Familiar Strangers: A Poem by ‘Femi Abidogun

07 Sep 2015, by cp14603 in News

Cover photoWe held a really stimulating and enjoyable series of creative writing workshops at the Sandwell Arts Cafe in May this year, aimed at those writing and living between languages and cultures. Over the coming months we’re pleased to be able to share some of the writing from those who took part in the workshop. To begin, ‘Femi Abidogun has kindly shared his poem ‘Familiar Strangers’ which came out of the first workshop in the series.

The theme for this first workshops was Friendships, with the writer Shirin Ramzanali Fazel leading the conversation as we reflected on those relationships formed across and between languages and cultures. The workshop drew on those feelings of sharedness in experience and memory built across immediately heard or visible differences.
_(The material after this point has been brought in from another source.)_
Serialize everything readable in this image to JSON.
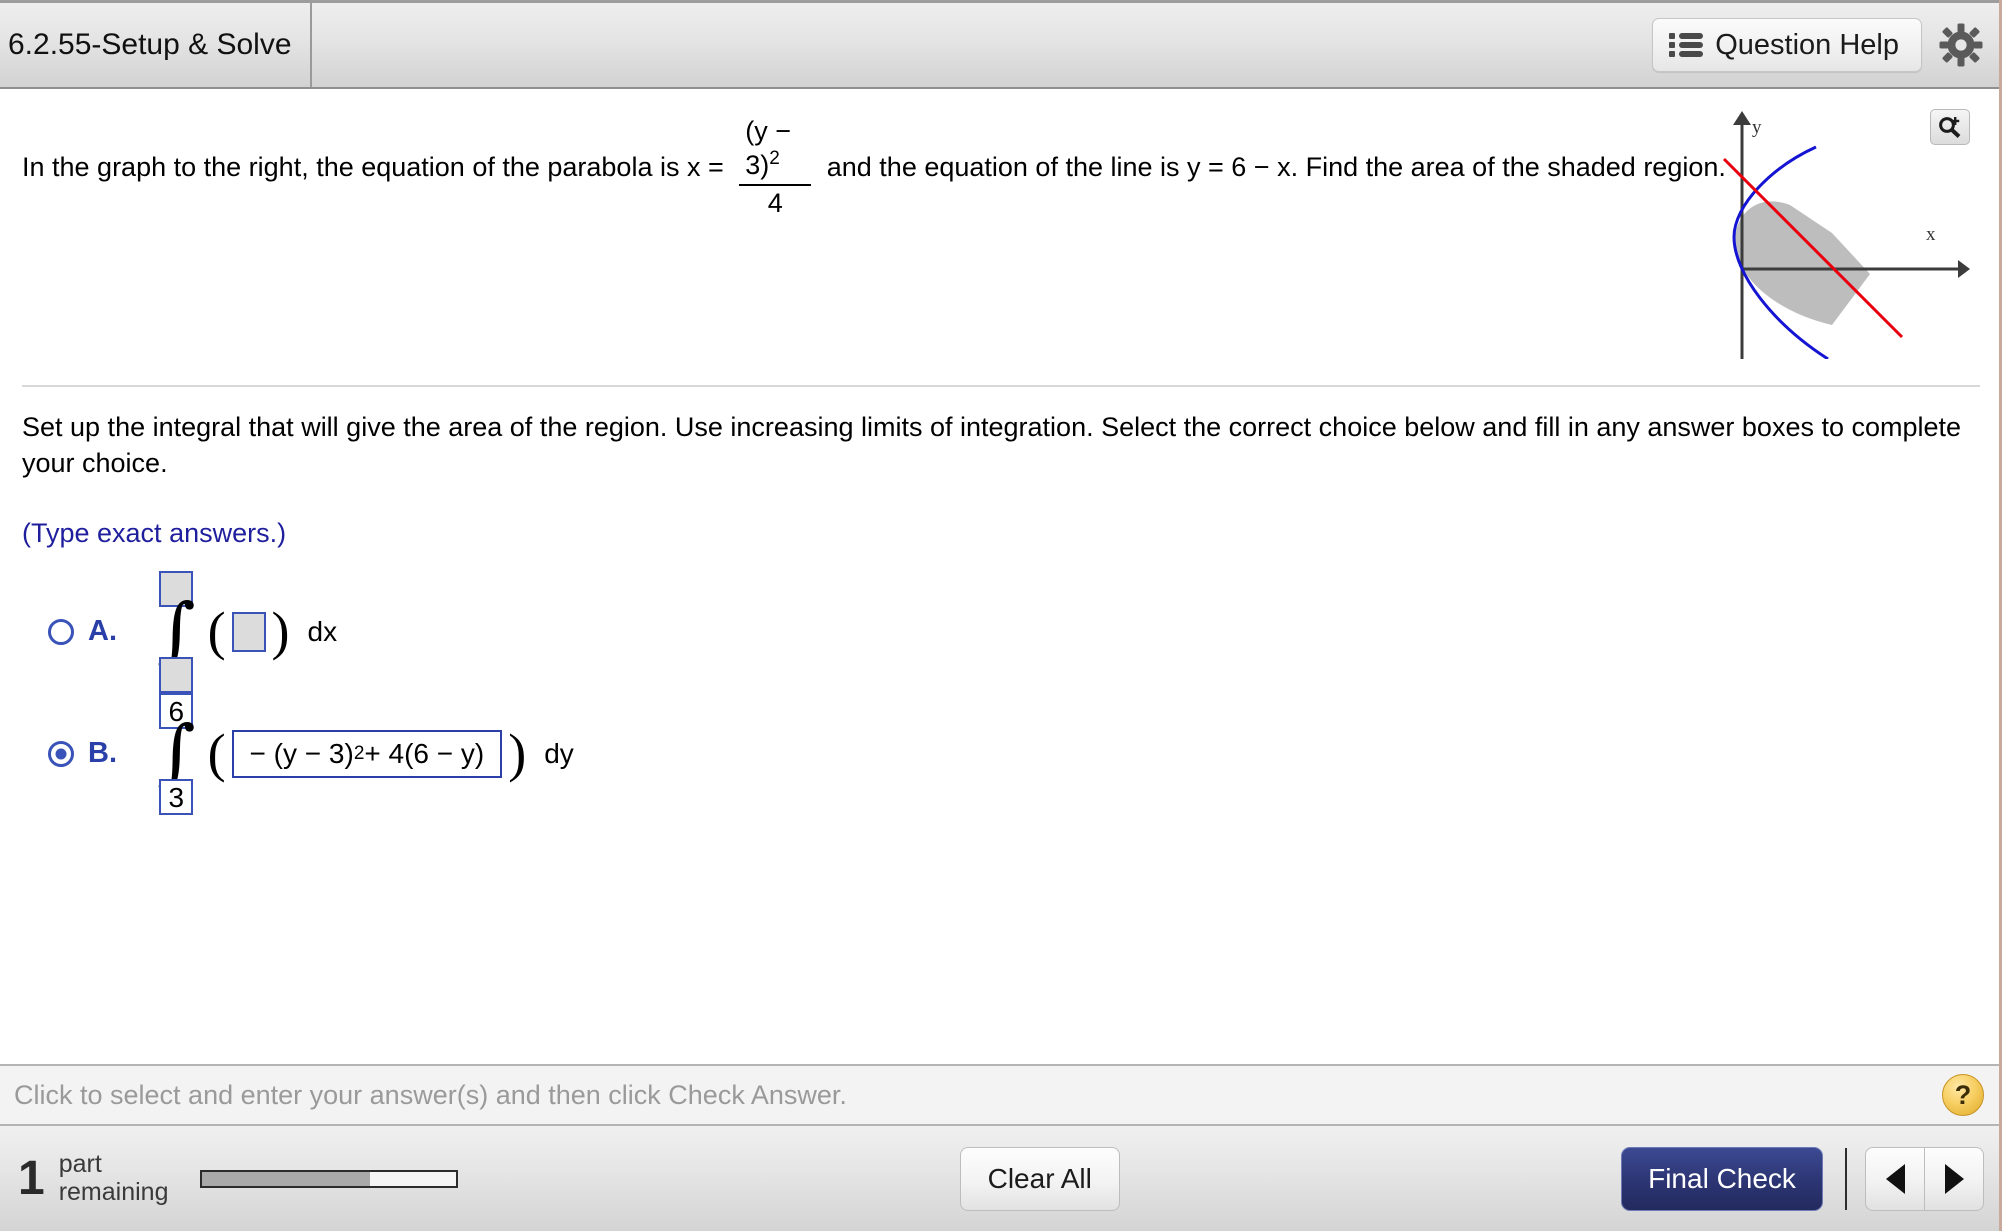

Femi2

‘Femi’s poem below effectively captures the sense of that creative space between difference and familiarity, with the words of a seemingly unfamiliar language evoking memories from his own past. ‘Femi and the team would love to read your own thoughts and reflections on the poem and theme (or even some of your own writing!) so please do join the conversation in the comments below.




 I watch

This patch

With bated breath

Wondering to what length

Or breadth

Their queer,

Yet familiar stories

Told in exotic tones

Would transport me to;

For the few lines

I’ve so far heard

Are heading me back

In the path

Of a much-cherished past

To relieve memories

Of a never-to-be forgotten heritage.


Biography: Olufemi (‘Femi) Abidogun lives with his family in Harborne, Birmingham and was born in Ibadan, Nigeria. He is a member of a number of literary groups, including the Birmingham-based Writers Without Borders. He has published two collections of his poems with photos above from his recent book launch at Harborne Library in July.



  • Georgia Wall

    Thanks for sharing this, and for the stimulating discussion at the workshop itself! It’s made me think a lot about the idea of heritage…